The Johnson County Mental Health Center has partnered with BestyBnB, a Kansas City nonprofit, to provide temporary pet homes for patients seeking mental health and addiction treatment.
While the program is taking place at the county mental health center, the local nonprofit Friends of Johnson County Mental Health Center will help defray the cost of pet rehousing for county mental health patients seeking a treatment.
How it works: Through the BestyBnB website, owners can enter their location, dates needed for relocation, and their type of pet in order to be matched with a host family.
- The program covers relocation costs for up to 30 days while patients are in residential addiction treatment programs.

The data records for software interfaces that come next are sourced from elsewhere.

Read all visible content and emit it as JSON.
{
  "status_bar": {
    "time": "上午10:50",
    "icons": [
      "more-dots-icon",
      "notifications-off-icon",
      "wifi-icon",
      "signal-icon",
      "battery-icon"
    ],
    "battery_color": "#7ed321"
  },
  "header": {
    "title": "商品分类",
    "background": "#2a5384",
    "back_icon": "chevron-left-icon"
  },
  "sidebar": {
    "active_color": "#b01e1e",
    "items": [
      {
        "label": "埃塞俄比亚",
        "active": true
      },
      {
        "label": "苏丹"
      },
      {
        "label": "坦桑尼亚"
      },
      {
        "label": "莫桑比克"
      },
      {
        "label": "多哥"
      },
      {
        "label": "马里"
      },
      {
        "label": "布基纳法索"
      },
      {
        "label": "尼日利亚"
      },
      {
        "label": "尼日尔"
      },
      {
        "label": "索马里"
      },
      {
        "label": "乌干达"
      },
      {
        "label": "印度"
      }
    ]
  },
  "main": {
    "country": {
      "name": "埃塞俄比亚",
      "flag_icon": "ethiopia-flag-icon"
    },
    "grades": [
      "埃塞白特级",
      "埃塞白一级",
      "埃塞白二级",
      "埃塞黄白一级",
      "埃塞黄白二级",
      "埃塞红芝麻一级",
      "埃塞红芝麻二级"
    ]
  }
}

- “If someone has to come back on day 32 or something, obviously we’ll work with them on that,” clinician Michelle Burchyett said. “But the hope is that within 30 days we’ll connect someone with solid treatment and a reunification plan.”
- The partnership was launched in late August and has so far only been used by one county mental health patient in an emergency, according to the county mental health center.
- The launch of the program coincides with a recent request for mental health and crisis intervention resources in Johnson County.
- “Our goal is really to preserve that bond between animal and client,” Burchyett said. “Not only have they removed all barriers to seeking treatment, but they have this link to come back to – this reason to live.”
- BestyBnB has also worked with other local domestic violence centers including Hope House and the Rose Brooks Center.
Why is this important: Burchyett said the need to care for pets can often limit a patient’s treatment options.
- More than 70% of the county’s 59 mental health staff have had at least one client-refusal treatment in the past six months because they lacked temporary care for their pet, according to a recent report. county mental health investigation.
- “In the past, we’ve had vets who were willing to provide temporary care, but that resource has been harder to come by,” Burchyett said. “I think what we don’t know yet is how many people we’re going to see because they know there’s an option.”